**REQUIREMENT**
Set down the whole listing verbatim.

**DATA SUPPLIED**
*** Begin section ***
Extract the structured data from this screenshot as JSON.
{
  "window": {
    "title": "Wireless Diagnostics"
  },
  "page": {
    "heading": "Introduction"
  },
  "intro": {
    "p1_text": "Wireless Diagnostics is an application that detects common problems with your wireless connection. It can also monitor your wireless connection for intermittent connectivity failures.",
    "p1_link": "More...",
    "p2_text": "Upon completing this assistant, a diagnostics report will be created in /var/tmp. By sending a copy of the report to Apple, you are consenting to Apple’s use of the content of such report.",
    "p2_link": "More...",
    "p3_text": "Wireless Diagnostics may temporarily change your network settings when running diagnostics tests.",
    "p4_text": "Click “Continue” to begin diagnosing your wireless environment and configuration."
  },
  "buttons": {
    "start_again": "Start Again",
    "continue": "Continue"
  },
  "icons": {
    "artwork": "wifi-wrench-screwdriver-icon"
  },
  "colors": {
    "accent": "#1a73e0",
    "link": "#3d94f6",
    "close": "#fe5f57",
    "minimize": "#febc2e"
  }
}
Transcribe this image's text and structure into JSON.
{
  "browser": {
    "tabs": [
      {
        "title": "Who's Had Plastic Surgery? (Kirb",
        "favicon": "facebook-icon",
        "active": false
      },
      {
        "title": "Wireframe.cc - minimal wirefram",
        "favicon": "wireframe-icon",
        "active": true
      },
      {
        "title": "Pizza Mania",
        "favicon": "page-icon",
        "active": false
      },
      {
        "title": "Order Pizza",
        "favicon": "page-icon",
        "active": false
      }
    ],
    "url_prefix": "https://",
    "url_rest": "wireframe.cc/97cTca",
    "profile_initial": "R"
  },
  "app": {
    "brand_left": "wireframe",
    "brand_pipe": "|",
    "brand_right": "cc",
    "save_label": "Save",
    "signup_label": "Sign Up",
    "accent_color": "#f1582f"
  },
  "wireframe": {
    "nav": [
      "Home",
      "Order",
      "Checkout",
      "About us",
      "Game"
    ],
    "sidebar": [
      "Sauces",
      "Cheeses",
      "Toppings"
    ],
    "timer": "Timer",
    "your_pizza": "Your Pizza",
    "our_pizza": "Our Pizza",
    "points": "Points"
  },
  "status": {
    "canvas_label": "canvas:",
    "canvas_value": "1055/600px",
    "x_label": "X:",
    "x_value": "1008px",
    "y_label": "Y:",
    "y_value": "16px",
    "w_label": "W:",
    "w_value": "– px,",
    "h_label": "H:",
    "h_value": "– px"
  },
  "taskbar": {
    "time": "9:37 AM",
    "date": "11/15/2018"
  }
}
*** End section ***
**EXERCISE ANSWER**
Extract the structured data from this screenshot as JSON.
{
  "window": {
    "title": "Wireless Diagnostics"
  },
  "page": {
    "heading": "Introduction"
  },
  "intro": {
    "p1_text": "Wireless Diagnostics is an application that detects common problems with your wireless connection. It can also monitor your wireless connection for intermittent connectivity failures.",
    "p1_link": "More...",
    "p2_text": "Upon completing this assistant, a diagnostics report will be created in /var/tmp. By sending a copy of the report to Apple, you are consenting to Apple’s use of the content of such report.",
    "p2_link": "More...",
    "p3_text": "Wireless Diagnostics may temporarily change your network settings when running diagnostics tests.",
    "p4_text": "Click “Continue” to begin diagnosing your wireless environment and configuration."
  },
  "buttons": {
    "start_again": "Start Again",
    "continue": "Continue"
  },
  "icons": {
    "artwork": "wifi-wrench-screwdriver-icon"
  },
  "colors": {
    "accent": "#1a73e0",
    "link": "#3d94f6",
    "close": "#fe5f57",
    "minimize": "#febc2e"
  }
}
Transcribe this image's text and structure into JSON.
{
  "browser": {
    "tabs": [
      {
        "title": "Who's Had Plastic Surgery? (Kirb",
        "favicon": "facebook-icon",
        "active": false
      },
      {
        "title": "Wireframe.cc - minimal wirefram",
        "favicon": "wireframe-icon",
        "active": true
      },
      {
        "title": "Pizza Mania",
        "favicon": "page-icon",
        "active": false
      },
      {
        "title": "Order Pizza",
        "favicon": "page-icon",
        "active": false
      }
    ],
    "url_prefix": "https://",
    "url_rest": "wireframe.cc/97cTca",
    "profile_initial": "R"
  },
  "app": {
    "brand_left": "wireframe",
    "brand_pipe": "|",
    "brand_right": "cc",
    "save_label": "Save",
    "signup_label": "Sign Up",
    "accent_color": "#f1582f"
  },
  "wireframe": {
    "nav": [
      "Home",
      "Order",
      "Checkout",
      "About us",
      "Game"
    ],
    "sidebar": [
      "Sauces",
      "Cheeses",
      "Toppings"
    ],
    "timer": "Timer",
    "your_pizza": "Your Pizza",
    "our_pizza": "Our Pizza",
    "points": "Points"
  },
  "status": {
    "canvas_label": "canvas:",
    "canvas_value": "1055/600px",
    "x_label": "X:",
    "x_value": "1008px",
    "y_label": "Y:",
    "y_value": "16px",
    "w_label": "W:",
    "w_value": "– px,",
    "h_label": "H:",
    "h_value": "– px"
  },
  "taskbar": {
    "time": "9:37 AM",
    "date": "11/15/2018"
  }
}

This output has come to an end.